**Task objective:**
From the entries, copy each line that includes "JSON".

**Input data:**
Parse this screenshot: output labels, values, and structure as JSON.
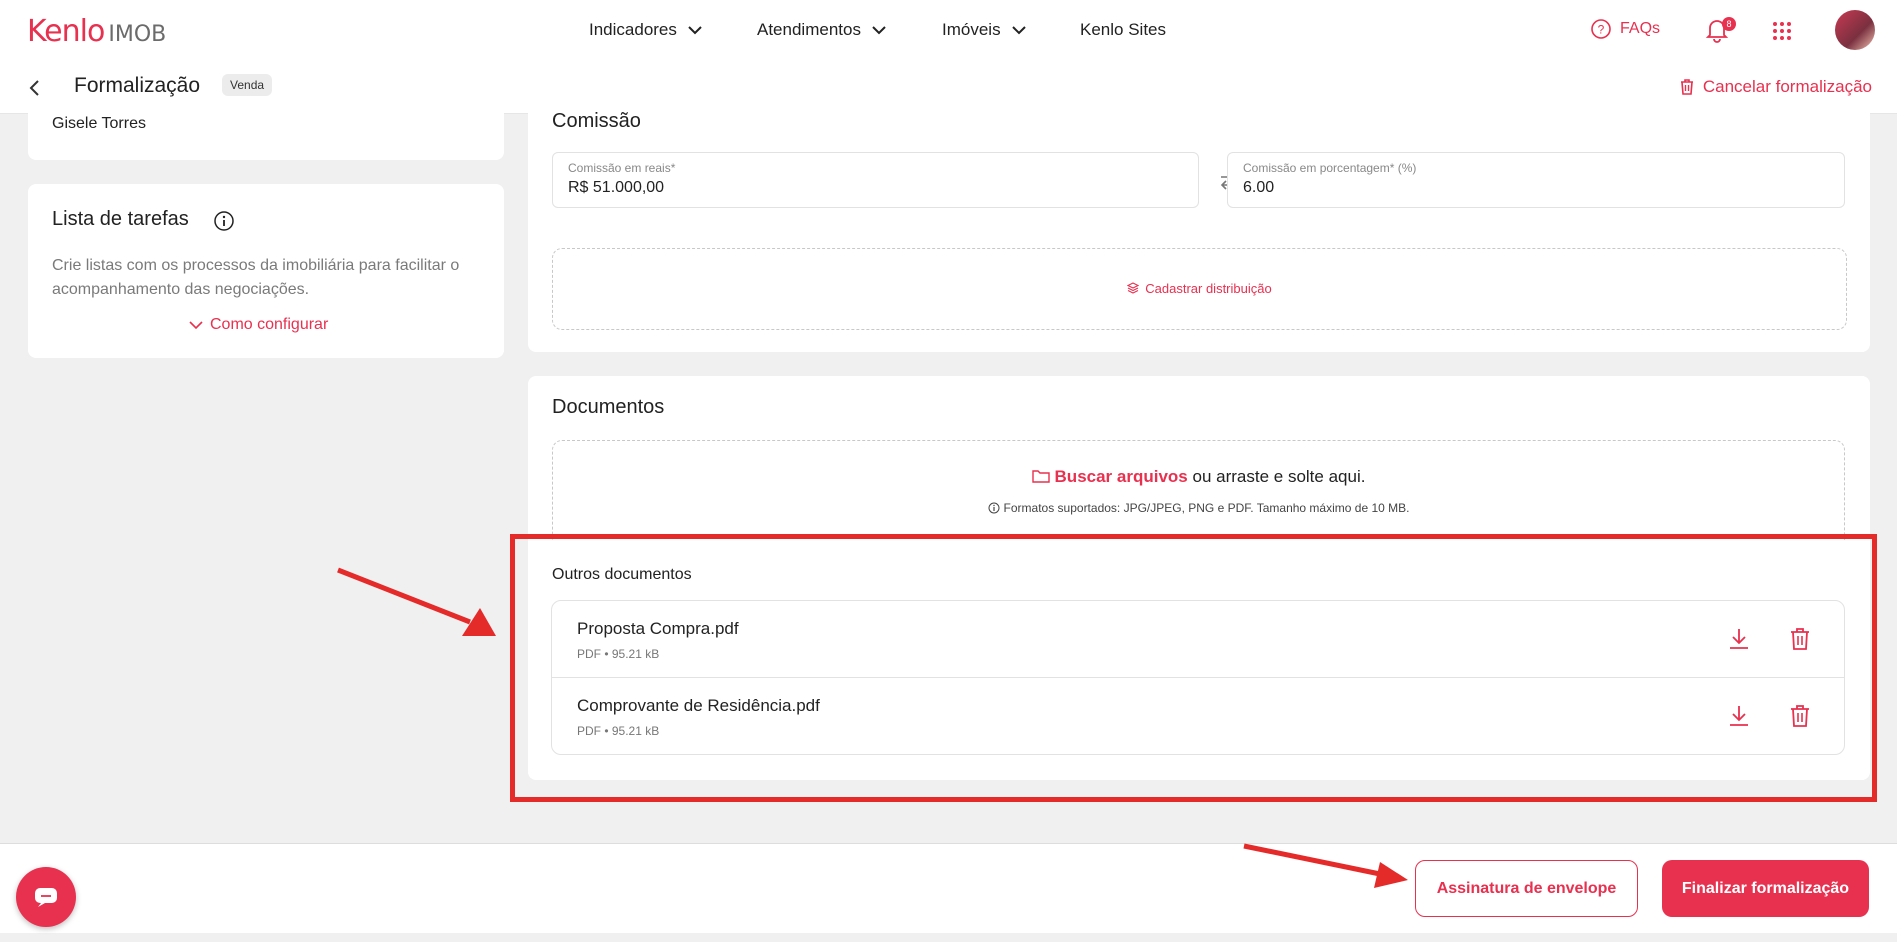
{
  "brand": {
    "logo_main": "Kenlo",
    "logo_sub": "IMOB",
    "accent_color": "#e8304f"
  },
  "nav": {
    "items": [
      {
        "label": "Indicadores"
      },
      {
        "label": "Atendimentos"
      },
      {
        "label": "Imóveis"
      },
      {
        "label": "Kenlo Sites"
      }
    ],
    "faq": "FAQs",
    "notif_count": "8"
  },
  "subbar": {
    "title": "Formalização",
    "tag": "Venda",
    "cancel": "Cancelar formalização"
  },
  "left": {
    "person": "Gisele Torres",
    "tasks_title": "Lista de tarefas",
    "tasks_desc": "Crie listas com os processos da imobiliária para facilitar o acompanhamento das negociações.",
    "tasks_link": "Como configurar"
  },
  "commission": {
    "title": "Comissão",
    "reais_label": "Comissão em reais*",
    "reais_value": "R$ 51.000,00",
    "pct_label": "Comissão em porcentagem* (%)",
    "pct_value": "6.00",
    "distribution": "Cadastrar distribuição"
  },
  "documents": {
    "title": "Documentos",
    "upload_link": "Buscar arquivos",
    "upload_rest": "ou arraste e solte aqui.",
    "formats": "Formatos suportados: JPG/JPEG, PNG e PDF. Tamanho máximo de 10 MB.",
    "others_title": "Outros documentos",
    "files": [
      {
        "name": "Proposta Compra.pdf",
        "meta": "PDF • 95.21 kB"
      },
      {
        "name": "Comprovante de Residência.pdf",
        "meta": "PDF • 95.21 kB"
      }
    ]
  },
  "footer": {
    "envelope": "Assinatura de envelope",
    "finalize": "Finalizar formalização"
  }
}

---

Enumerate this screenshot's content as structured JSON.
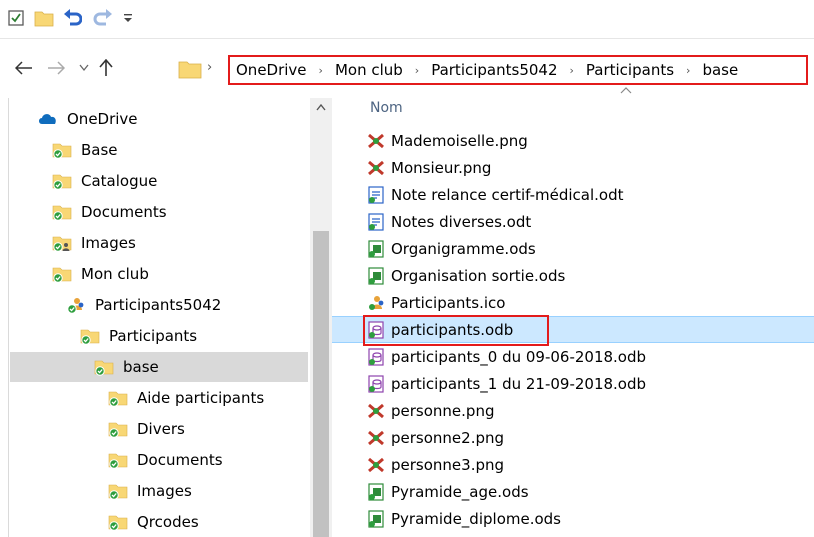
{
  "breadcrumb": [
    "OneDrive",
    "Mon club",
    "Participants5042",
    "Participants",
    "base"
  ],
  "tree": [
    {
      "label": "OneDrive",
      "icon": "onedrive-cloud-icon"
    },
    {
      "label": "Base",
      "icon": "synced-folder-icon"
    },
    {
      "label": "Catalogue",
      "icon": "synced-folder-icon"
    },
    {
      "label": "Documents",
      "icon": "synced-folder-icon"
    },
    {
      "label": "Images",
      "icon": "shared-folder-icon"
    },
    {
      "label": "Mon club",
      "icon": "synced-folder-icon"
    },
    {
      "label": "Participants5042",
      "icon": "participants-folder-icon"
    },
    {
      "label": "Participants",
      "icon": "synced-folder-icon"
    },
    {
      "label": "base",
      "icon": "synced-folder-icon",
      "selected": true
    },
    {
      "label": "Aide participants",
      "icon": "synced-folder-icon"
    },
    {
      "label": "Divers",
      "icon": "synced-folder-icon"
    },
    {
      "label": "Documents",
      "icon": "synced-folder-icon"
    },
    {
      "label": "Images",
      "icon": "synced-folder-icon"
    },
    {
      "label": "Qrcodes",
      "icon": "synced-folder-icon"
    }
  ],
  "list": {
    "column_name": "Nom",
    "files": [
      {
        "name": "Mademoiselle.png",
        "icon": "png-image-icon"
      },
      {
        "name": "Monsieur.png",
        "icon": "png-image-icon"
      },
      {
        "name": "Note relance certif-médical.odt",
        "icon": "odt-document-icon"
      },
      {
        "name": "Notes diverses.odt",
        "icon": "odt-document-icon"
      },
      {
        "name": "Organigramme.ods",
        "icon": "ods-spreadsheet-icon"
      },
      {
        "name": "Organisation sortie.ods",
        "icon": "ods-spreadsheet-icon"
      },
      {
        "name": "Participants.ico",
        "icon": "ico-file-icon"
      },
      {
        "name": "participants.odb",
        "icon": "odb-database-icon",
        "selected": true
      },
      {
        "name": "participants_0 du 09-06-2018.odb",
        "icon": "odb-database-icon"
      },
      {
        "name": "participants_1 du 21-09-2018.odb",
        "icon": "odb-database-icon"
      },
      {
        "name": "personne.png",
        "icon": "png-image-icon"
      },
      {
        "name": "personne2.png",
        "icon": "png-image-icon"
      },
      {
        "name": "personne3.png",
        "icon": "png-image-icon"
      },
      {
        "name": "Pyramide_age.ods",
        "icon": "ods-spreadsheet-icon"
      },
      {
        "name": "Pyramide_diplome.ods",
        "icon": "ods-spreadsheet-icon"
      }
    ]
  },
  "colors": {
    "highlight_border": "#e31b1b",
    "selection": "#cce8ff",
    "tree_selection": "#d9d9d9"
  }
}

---

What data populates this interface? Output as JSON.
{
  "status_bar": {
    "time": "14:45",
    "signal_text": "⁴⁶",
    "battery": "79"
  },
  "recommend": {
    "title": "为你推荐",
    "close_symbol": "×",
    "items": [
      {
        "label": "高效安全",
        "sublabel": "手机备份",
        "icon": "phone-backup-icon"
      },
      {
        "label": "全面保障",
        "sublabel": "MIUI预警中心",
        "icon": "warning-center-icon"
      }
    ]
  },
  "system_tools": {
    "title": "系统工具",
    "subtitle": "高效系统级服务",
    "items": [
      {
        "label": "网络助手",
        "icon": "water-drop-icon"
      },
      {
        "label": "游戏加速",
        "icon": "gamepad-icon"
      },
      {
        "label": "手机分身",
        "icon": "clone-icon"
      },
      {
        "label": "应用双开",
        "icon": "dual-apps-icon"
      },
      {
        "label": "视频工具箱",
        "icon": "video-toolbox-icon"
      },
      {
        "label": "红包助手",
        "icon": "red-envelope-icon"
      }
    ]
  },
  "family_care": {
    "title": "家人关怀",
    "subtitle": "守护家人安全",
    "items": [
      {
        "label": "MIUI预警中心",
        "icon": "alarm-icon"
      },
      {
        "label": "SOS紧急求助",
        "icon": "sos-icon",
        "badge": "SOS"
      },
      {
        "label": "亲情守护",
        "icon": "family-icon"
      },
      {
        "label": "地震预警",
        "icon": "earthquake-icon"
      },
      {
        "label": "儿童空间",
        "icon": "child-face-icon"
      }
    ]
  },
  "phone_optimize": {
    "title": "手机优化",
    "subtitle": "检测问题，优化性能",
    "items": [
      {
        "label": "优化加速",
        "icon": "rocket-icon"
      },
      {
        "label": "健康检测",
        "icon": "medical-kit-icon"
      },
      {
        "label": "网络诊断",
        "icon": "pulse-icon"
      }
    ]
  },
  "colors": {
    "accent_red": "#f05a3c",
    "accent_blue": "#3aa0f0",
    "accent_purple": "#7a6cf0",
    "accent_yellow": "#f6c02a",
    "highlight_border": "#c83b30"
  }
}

**Task response:**
Parse this screenshot: output labels, values, and structure as JSON.
Enumerate this screenshot's content as structured JSON.
What data populates this interface? Output as JSON.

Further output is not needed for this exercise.